Should restaurants allow dogs in with their owners? – Part 2

Exceptions to the no-dogs-in-restaurants rule are already made for the highly trained dogs used by the blind and the handicapped. These exceptions certainly should continue to be made. I have never seen one of these animals misbehave, bark, chase another dog, fight, beg, whine or seek attention from anyone other than its owner. Most will thump a tail if you stoop to praise it or even pet it, but will not move from the owner’s side.

My family has owned several dogs. Some were very well behaved, but not to this level.

First, there was the Springer Spaniel we thought our kids needed when they were small. Truth is that Spot was pure hunter. He needed a run, a very well regulated lifestyle and one trainer, not the five lenient people in our family.
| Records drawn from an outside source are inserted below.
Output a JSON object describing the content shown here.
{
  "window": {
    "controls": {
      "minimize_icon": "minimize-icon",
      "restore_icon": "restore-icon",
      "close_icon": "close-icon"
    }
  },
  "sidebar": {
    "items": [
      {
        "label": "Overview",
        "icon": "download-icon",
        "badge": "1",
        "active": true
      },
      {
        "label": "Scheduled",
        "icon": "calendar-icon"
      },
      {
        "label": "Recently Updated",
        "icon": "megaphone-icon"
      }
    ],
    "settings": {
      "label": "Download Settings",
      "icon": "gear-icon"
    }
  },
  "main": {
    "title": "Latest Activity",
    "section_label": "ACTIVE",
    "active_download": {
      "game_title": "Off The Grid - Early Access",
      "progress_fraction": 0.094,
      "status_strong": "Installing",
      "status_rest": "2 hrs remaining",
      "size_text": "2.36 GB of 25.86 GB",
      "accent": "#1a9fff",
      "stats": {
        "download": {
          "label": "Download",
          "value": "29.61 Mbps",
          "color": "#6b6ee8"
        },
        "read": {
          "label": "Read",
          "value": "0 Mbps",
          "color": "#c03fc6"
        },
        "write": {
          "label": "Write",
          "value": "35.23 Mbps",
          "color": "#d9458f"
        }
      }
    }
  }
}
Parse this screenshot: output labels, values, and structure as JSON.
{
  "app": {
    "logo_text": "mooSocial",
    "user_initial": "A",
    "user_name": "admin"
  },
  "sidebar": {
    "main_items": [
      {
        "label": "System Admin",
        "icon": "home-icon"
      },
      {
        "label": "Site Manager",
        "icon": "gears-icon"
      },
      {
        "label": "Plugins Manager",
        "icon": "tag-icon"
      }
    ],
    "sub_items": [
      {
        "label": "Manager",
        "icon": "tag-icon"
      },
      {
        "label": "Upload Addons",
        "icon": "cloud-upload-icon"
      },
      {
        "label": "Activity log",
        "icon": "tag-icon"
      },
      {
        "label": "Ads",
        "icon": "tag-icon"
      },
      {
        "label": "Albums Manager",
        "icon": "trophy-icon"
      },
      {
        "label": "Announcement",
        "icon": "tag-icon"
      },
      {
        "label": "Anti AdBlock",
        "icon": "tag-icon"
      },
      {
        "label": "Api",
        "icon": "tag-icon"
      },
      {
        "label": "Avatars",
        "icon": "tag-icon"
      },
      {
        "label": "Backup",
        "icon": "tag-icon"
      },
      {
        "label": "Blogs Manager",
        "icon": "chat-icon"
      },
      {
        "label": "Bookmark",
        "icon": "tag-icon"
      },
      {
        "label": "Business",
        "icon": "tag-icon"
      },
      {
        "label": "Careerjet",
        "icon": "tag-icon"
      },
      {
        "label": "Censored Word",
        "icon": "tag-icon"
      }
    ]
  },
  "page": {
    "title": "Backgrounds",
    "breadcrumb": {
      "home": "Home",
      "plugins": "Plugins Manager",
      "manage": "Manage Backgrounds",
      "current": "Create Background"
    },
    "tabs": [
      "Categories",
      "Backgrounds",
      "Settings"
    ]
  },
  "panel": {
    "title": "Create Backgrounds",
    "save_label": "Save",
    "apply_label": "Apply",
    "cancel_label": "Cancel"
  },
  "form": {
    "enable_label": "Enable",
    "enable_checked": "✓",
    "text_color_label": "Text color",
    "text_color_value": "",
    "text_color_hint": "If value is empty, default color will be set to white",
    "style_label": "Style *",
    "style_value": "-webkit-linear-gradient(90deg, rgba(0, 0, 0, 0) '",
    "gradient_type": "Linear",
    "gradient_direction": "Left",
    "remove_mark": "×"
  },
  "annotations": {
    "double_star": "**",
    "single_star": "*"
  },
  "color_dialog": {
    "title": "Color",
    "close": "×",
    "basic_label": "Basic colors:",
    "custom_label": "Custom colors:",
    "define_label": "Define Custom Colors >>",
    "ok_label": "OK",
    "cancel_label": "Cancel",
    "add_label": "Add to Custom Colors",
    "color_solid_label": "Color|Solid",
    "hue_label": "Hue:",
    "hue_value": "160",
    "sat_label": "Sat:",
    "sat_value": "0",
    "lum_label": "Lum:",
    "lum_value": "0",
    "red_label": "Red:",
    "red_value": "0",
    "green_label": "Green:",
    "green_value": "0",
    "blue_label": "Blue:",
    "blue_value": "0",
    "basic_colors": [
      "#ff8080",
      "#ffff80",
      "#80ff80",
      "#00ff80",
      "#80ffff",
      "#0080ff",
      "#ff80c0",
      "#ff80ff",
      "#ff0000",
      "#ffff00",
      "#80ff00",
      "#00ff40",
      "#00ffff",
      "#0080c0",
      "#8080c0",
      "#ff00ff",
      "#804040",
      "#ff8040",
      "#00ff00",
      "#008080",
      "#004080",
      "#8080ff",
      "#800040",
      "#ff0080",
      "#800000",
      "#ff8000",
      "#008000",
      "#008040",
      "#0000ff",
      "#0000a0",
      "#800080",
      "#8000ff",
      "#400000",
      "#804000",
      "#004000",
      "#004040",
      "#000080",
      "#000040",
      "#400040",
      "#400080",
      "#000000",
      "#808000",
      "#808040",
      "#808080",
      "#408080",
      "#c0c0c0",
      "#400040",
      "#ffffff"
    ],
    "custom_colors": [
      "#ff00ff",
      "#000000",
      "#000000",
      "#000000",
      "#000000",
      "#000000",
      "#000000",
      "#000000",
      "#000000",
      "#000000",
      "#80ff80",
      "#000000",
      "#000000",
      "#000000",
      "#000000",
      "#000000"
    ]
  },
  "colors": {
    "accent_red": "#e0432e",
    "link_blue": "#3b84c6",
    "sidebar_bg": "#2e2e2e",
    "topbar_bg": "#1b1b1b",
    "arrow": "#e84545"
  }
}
The last time we allowed Spot in the house, he jumped from the back door clear across the small utility room and onto the kitchen table that stood at least six feet inside. Spot also barked for attention. Imagining Spot in a dining establishment gives me nightmares to even think about.

Then there was the fact that my late husband used to slip our dogs table scraps. Bonnie Sue was the sweetest Labrador retriever I’ve ever met and was normally extremely well behaved but I can’t imagine anyone who would have wanted that beggar in a restaurant full of tempting “people food” aromas.

My most recent dog, a Yorkshire terrier, wasn’t allowed table food, but Snicker loved all people, and he especially children. Even on a leash, he would have managed to dance and cavort and entertain every table nearby. Snicker also loved to lick hands and faces. How sanitary! Truth is, I’ve met a lot of dogs that act just like Snicker. I don’t want them sharing my dining experiences.

We did find a hunter to adopt Spot where he could live the life for which he was bred. And both Bonnie and Snicker were overall well trained. Except for Spot, none of our dogs were constant barkers, but they barked if other dogs barked, and about 80% of the dogs I meet bark a great deal. This sets off every other dog that hears them (except for those specially trained blind/handicapped dogs). None of our dogs have been fighters, either; many breeds are. These, especially, do not need to be in restaurants, but neither do any pets my family owns or has owned.

Share and Enjoy:
  • Digg
  • Sphinn
  • Facebook
  • Mixx
  • Google

Powered by Wordpress Lab